Here’s an example of the kind of pushback Julie has received: Owen Strachan, an assistant professor of Christian Theology and Church History at Boyce College, has argued that this way of speaking

is deeply problematic. It is flawed at the core. Our sins do not enrich our perspective on life; our sins twist God’s good gifts and obscure the purposes of our bodies and our world. Sin never improves your outlook on the world. It always distorts it. Please hear me: there is nothing redemptive about sin. Grace, on the other hand, is the very substance of redemption. But sin has nothing to do with goodness. As far as the east is from the west, so far is sin from any positive moral component.

You can read the rest of his argument here, which can be summarized in three points: “1. The Bible never speaks of positive components of our sins… 2. Homosexuality in Scripture is not neutral. It is evil… 3. Homosexual orientation, therefore, does not yield an enhanced Christian spirituality.”

I’m still trying to understand for myself exactly where the disagreement lies, so this post isn’t going to be my last word on the subject. For now, I just want to try out a thought experiment. I want to suggest that these sharply differing views—Julie’s and Owen Strachan’s—are, in part, the result of different understandings of what “homosexuality” fundamentally is.

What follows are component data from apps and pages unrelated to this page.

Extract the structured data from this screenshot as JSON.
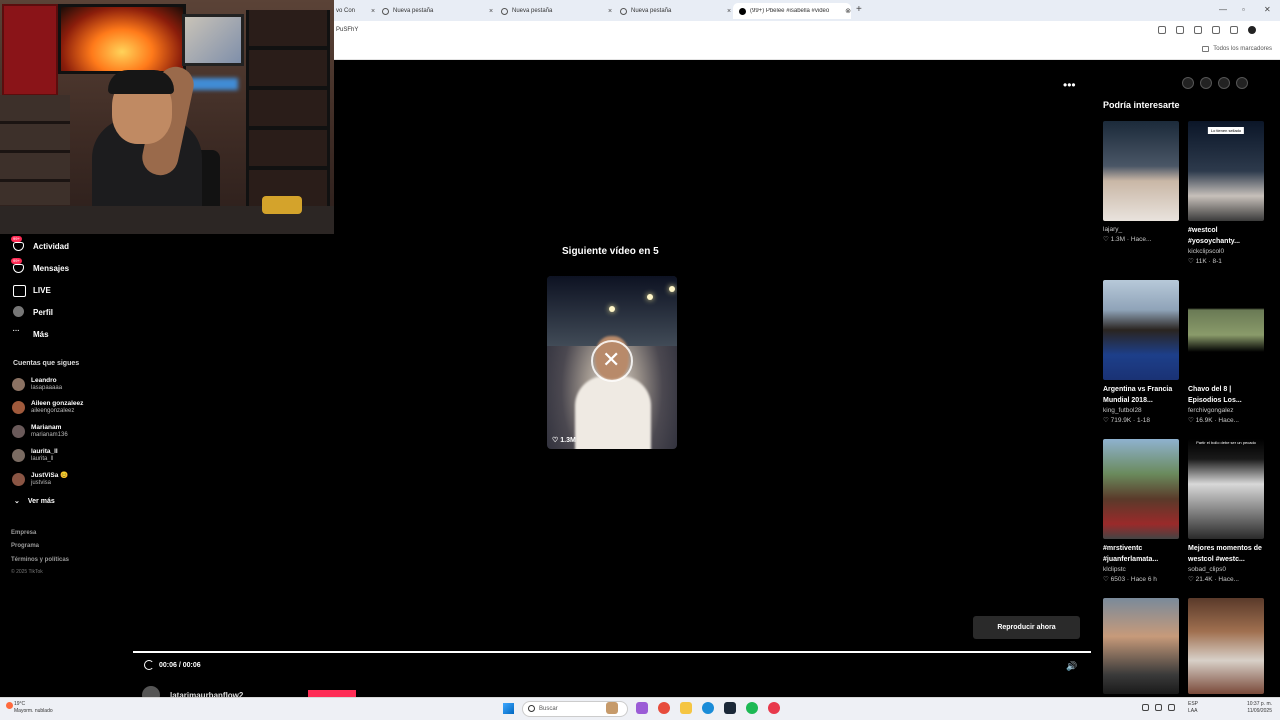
{
  "browser": {
    "tabs": [
      {
        "label": "vo Con"
      },
      {
        "label": "Nueva pestaña"
      },
      {
        "label": "Nueva pestaña"
      },
      {
        "label": "Nueva pestaña"
      },
      {
        "label": "(99+) Pbelee #isabella #video"
      }
    ],
    "address": "PuSFhY",
    "bookmarks_all": "Todos los marcadores"
  },
  "nav": {
    "items": [
      {
        "label": "Actividad",
        "badge": "99+"
      },
      {
        "label": "Mensajes",
        "badge": "99+"
      },
      {
        "label": "LIVE"
      },
      {
        "label": "Perfil"
      },
      {
        "label": "Más"
      }
    ],
    "following_title": "Cuentas que sigues",
    "following": [
      {
        "name": "Leandro",
        "handle": "lasapaaaaa"
      },
      {
        "name": "Aileen gonzaleez",
        "handle": "aileengonzaleez"
      },
      {
        "name": "Marianam",
        "handle": "marianam136"
      },
      {
        "name": "laurita_ll",
        "handle": "laurita_ll"
      },
      {
        "name": "JustViSa 😊",
        "handle": "justvisa"
      }
    ],
    "see_more": "Ver más",
    "footer": [
      "Empresa",
      "Programa",
      "Términos y políticas"
    ],
    "copyright": "© 2025 TikTok"
  },
  "player": {
    "next_label": "Siguiente vídeo en 5",
    "next_likes": "1.3M",
    "play_now": "Reproducir ahora",
    "time": "00:06 / 00:06",
    "progress": 1.0,
    "author": "latarimaurbanflow2"
  },
  "sidebar": {
    "title": "Podría interesarte",
    "cards": [
      {
        "title": "",
        "handle": "lajary_",
        "meta": "♡ 1.3M · Hace...",
        "tag": ""
      },
      {
        "title": "#westcol #yosoychanty...",
        "handle": "kickclipscol0",
        "meta": "♡ 11K · 8-1",
        "tag": "Lo tienen sellado"
      },
      {
        "title": "Argentina vs Francia Mundial 2018...",
        "handle": "king_futbol28",
        "meta": "♡ 719.9K · 1-18",
        "tag": ""
      },
      {
        "title": "Chavo del 8 | Episodios Los...",
        "handle": "ferchivgongalez",
        "meta": "♡ 16.9K · Hace...",
        "tag": ""
      },
      {
        "title": "#mrstiventc #juanferlamata...",
        "handle": "klclipstc",
        "meta": "♡ 6503 · Hace 6 h",
        "tag": ""
      },
      {
        "title": "Mejores momentos de westcol #westc...",
        "handle": "sobad_clips0",
        "meta": "♡ 21.4K · Hace...",
        "tag": "Partir el bollo debe ser un pecado"
      },
      {
        "title": "",
        "handle": "",
        "meta": "",
        "tag": ""
      },
      {
        "title": "",
        "handle": "",
        "meta": "",
        "tag": ""
      }
    ]
  },
  "taskbar": {
    "weather_temp": "19°C",
    "weather_desc": "Mayorm. nublado",
    "search": "Buscar",
    "lang": "ESP",
    "lang2": "LAA",
    "time": "10:37 p. m.",
    "date": "11/09/2025"
  }
}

As I pointed out a few weeks ago, depending on which historical era you lived in, you thought about same-sex desire and same-sex sexual expression differently. If you were a Christian in the medieval era, for instance, you probably thought of same-sex sexual behavior as an instance of lust giving birth to passionate transgression. What was in your sights wasn’t “gay culture” or “being gay” but acting wrongly or desiring wrongly (i.e., being tempted, nurturing lustful imaginations, etc.). You thought about sex between persons of the same sex as a vice that could potentially befall anyone, and you knew that Christianity condemned it categorically, no matter who committed it or what extenuating circumstances there might have been. Continue reading

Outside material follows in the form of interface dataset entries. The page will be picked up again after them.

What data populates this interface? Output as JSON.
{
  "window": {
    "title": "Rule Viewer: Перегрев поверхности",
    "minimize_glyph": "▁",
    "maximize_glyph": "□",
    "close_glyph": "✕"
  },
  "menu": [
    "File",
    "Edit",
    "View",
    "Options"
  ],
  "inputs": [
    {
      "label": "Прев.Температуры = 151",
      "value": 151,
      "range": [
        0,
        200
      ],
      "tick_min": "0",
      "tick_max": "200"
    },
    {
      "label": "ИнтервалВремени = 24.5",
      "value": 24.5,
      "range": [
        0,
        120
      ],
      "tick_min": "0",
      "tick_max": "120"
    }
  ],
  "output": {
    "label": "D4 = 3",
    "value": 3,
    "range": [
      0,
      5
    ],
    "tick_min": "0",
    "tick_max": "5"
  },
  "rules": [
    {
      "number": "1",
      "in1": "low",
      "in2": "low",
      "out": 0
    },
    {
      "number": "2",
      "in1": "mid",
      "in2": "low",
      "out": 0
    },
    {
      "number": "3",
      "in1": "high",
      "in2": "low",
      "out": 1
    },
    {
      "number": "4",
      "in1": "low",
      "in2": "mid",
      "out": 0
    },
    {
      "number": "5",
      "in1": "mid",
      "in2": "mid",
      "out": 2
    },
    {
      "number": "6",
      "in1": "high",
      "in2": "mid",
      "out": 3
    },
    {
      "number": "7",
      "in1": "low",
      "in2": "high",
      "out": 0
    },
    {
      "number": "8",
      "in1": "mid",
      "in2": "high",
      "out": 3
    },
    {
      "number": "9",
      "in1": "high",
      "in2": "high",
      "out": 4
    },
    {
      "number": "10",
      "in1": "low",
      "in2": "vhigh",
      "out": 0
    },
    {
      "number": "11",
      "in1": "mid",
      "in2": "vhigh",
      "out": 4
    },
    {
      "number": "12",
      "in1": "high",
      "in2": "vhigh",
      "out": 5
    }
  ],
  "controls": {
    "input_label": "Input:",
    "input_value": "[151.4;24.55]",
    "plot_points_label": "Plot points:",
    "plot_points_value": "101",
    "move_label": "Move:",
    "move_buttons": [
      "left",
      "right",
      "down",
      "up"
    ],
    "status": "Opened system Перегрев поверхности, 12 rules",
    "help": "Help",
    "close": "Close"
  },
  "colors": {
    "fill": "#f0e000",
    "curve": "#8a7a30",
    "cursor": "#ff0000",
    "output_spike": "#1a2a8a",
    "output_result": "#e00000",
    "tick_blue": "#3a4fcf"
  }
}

On the Expectation of Change

A recent World Magazine article centers on the hiring of Julie Rodgers at Wheaton College. Julie is a self-described celibate gay Christian who works as an associated in the chaplain’s office at the college. I consider Julie a friend, and I am an alumni of Wheaton (’98) and I have served as an adjunct professor there for the past decade. I also blog occasionally at Spiritual Friendship which is mentioned in the article.

Julie RodgersI was surprised to see my research cited in the article about the hiring of Julie. The way the argument was set up was to express concern for Wheaton as the flagship evangelical college hiring a staff member who is known to be gay and who actually uses the word “gay” as an adjective to describe herself to others. Julie had spent about 10 years in Exodus International attempting to change her sexual orientation, and I have spoken with Julie on several occasions about this. She is gracious and positive about her own personal experience with the Exodus member ministries she participated in. However, speaking graciously about involvement in a ministry and declaring that it made her straight are two different things. She, like many other people who have attempted to change, did not experience a dramatic shift in her attractions as a result of ministry.

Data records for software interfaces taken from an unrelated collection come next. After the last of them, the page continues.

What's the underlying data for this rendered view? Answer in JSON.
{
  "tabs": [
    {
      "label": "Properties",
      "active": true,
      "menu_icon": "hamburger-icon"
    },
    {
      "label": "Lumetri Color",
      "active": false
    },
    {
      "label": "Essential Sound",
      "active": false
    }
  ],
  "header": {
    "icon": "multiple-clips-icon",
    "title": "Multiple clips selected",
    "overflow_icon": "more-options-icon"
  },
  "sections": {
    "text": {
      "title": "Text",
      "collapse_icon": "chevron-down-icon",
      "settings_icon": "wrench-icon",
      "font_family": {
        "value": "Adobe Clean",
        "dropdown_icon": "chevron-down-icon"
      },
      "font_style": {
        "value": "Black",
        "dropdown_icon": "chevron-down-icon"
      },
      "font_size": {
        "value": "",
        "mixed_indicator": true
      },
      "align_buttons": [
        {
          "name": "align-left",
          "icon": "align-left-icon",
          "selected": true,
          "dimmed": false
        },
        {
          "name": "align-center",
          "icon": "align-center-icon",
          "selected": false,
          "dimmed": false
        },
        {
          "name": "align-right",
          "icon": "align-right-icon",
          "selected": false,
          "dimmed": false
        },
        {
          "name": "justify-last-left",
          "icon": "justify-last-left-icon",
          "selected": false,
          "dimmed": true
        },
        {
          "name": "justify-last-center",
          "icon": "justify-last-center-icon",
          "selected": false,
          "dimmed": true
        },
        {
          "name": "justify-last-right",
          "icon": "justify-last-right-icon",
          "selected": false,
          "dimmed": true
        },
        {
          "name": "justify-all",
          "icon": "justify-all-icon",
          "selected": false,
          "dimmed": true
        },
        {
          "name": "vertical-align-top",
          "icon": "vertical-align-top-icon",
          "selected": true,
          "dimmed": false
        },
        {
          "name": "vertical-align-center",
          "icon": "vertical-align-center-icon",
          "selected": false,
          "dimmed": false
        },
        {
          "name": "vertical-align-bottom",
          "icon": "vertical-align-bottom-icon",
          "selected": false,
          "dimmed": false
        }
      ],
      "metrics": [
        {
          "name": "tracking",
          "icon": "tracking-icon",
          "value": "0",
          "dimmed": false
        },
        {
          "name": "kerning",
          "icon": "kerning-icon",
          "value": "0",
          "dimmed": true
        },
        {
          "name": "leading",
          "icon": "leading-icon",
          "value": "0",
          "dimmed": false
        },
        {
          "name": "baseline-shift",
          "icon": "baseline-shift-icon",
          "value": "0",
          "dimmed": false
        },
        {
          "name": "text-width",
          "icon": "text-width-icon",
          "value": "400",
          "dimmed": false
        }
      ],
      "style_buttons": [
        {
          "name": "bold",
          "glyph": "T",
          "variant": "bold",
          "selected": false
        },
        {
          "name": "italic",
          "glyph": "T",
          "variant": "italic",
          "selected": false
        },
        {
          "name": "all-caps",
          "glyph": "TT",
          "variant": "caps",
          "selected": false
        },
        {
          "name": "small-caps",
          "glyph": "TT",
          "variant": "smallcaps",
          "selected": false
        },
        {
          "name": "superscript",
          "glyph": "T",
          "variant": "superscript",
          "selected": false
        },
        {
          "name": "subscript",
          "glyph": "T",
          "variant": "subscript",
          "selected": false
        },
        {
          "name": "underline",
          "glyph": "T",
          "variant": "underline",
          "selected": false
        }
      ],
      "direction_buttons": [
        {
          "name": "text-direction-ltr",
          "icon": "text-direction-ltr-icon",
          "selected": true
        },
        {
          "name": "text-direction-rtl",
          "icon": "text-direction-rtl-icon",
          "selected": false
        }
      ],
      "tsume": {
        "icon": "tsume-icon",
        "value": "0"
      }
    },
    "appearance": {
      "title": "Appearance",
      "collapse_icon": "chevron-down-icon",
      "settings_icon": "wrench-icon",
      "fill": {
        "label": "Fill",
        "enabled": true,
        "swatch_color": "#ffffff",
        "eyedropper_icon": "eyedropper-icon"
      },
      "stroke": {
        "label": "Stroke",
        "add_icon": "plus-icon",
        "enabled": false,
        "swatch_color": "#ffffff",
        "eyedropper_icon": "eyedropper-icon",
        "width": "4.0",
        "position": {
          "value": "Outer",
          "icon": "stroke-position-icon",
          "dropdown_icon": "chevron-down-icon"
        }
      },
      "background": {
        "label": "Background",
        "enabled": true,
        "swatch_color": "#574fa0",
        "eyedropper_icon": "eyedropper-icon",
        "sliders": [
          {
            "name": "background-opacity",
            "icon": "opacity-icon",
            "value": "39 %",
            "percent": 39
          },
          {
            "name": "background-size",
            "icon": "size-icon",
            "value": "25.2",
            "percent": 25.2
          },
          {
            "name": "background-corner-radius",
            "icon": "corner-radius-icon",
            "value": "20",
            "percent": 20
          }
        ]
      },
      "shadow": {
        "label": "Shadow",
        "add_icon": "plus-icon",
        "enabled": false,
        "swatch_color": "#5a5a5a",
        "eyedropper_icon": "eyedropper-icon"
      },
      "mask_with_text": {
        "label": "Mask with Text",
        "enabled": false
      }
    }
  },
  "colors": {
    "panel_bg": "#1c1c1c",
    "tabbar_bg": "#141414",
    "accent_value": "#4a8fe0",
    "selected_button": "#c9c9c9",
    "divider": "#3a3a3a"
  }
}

In my view, the article would serve the Body of Christ better if it were about this reality.

I am co-author of the study cited in the World magazine article about Julie and Wheaton. That study was published in book form in 2007 and then again as a peer-reviewed journal article in 2011, after six years of attempted change. If I were to summarize my view of the findings, I would put it this way: While on average people reported a modest shift along a continuum of attraction, most people did not experience as much of a shift as they would have liked, particularly as people entering ministry envision change as a 180-degree shift from gay to straight.

Continue reading